Geologists at the University of California, Riverside discovered a cubic boron nitride mineral in the southern Tibetan mountains of China. The mineral, named “qingsongite,” was discovered in 2009 and was officially approved this month by the International Mineralogical Association, according to a UC Riverside press release. Ed joined UC Riverside geologists, Larissa Dobrzhinetskaya and Harry Green, as well as scientists at the Lawrence Livermore National Laboratory in California and institutions in China and Germany in reporting the discovery.
Because of his research on boron minerals and evolution of boron minerals, Ed became interested in the research after reading about the discovery in a journal article. He urged Dobrzhinetskaya to apply for official recognition of the mineral.
School of Earth an Climate Sciences members Ed Grew and Marty Yates are part of a collaborative team that recently was awarded funding from the Carnegie Institute of Washington for a project entitled Isua Tourmaline: A window to Boron Concentrations in the Eoarchean?
Grew is leading the project, which follows up on recent work in collaboration with Robert Hazen of the Carnegie Institute of Washington.
A more complete description of the work is at http://umaine.edu/news/blog/2013/06/24/in-the-beginning/; a summary of the project follows:

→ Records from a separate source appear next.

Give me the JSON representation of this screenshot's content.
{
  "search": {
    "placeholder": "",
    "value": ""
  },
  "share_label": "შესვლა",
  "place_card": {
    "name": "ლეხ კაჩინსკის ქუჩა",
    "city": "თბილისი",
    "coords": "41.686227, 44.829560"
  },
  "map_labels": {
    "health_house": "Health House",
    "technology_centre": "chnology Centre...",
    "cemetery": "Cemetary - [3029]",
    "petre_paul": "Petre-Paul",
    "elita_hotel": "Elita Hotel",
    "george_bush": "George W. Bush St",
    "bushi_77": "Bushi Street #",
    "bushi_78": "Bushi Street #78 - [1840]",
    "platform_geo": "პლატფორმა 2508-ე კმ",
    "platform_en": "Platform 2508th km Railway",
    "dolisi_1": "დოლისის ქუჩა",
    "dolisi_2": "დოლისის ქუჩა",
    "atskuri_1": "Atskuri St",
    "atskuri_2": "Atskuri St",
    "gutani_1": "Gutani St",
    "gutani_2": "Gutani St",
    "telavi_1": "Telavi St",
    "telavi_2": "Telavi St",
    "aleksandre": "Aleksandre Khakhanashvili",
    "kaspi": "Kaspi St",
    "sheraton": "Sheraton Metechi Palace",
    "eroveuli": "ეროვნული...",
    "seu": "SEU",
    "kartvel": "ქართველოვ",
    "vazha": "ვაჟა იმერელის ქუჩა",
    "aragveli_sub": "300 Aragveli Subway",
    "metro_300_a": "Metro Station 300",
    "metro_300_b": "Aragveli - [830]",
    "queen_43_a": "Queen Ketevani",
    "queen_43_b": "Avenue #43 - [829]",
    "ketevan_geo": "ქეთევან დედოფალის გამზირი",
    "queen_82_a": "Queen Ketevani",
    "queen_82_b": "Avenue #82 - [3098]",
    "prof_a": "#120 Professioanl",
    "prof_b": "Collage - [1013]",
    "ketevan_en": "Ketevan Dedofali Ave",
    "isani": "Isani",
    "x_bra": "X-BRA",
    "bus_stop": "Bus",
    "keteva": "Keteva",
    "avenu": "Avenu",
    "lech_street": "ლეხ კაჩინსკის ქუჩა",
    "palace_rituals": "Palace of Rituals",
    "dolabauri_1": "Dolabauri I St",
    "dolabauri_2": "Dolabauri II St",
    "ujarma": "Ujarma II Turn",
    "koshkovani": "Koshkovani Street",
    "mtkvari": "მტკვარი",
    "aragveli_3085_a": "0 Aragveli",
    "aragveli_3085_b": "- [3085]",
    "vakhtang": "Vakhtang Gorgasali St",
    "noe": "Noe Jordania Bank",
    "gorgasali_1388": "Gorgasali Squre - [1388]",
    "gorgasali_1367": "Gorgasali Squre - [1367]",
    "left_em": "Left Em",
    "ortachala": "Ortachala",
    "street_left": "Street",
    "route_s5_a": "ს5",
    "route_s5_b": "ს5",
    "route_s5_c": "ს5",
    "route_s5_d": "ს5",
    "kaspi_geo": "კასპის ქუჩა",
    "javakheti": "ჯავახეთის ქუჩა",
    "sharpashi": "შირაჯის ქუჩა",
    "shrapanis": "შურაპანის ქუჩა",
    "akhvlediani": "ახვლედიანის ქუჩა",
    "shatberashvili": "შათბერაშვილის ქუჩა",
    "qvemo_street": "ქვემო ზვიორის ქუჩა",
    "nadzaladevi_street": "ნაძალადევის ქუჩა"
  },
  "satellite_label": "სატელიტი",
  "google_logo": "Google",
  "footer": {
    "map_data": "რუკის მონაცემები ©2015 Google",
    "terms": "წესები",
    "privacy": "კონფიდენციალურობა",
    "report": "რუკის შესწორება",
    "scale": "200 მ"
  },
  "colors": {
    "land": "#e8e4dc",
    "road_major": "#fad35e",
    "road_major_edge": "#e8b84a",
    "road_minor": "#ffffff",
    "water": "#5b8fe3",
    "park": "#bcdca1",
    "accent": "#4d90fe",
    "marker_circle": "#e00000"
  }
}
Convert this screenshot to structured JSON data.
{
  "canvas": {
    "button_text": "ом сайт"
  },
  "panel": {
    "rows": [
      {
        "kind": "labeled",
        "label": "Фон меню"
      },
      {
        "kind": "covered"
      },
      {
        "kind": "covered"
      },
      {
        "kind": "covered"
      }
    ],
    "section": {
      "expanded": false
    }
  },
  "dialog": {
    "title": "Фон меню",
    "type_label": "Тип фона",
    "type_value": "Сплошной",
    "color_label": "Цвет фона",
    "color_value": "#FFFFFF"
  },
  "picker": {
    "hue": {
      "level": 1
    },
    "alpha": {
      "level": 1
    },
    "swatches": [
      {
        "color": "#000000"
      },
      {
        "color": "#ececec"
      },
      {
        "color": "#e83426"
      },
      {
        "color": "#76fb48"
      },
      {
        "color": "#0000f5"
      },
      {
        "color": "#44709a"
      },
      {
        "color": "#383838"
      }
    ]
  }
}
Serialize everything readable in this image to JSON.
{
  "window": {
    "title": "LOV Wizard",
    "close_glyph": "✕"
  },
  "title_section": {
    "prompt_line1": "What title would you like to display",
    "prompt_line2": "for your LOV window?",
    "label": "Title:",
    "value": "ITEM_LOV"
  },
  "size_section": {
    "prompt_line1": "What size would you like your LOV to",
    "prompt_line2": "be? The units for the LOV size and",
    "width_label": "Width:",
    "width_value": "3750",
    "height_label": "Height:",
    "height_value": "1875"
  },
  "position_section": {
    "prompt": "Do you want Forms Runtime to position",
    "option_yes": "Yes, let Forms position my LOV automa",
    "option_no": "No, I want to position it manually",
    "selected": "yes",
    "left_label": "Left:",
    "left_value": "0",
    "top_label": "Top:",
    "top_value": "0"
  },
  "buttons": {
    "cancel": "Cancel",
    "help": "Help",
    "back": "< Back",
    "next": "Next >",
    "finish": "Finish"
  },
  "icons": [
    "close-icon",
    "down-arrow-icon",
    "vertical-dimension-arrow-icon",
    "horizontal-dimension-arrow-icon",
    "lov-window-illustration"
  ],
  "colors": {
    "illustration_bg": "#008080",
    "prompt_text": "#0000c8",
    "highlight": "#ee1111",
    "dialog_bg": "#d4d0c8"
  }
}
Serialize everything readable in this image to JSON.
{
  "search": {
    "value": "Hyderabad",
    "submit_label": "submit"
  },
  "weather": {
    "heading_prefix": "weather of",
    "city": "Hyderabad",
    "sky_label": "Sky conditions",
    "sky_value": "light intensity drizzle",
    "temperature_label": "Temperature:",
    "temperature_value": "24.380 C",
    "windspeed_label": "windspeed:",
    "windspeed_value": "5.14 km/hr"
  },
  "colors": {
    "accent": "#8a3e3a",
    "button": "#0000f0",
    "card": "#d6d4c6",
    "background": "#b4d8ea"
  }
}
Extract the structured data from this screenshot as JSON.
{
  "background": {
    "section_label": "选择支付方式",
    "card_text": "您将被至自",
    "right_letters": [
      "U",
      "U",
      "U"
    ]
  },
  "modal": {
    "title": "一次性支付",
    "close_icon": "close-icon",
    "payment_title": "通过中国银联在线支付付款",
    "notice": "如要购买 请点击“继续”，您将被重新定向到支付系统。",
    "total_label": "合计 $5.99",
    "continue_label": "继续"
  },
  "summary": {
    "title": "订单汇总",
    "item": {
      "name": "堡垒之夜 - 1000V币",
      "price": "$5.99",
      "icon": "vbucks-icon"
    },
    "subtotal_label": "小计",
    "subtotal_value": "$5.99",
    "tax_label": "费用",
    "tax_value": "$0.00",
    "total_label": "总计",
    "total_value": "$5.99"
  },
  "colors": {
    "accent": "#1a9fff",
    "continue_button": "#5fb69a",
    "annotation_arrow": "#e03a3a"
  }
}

Scientists have proposed that boron played an essential role in the stabilization of prebiotic organic compounds critical to the formation of life on the early Earth 4 billion years ago. Their proposal assumes that boron concentrations in the Earth’s oceans and crust 4 billion years ago were comparable to concentrations today, but this assumption remains to be demonstrated. The objective of the research, which is funded by the Carnegie Institution of Washington, is to estimate what boron concentrations might have been so early in Earth history. Collaborators Edward Grew (University of Maine), Martin Yates (University of Maine), Robert Dymek (Washington University in Saint Louis), Simon Harley (University of Edinburgh, Scotland) and Robert Hazen (Carnegie Institution of Washington) will analyze tourmaline from the Isua complex (West Greenland), the oldest tourmaline reported (3.7-3.8 billion years) for the two isotopes of boron, which would give the boron isotope composition of the ocean 3.7-3.8 billion years ago, not long after the critical period in the origin of life. Using a model developed by French geochemists relating sea-water boron isotope composition to the proportion of boron extracted from Earth’s mantle into the oceans and crust, we will try to determine whether concentrations of boron present on the early Earth were sufficient to play a critical role in the origin of life.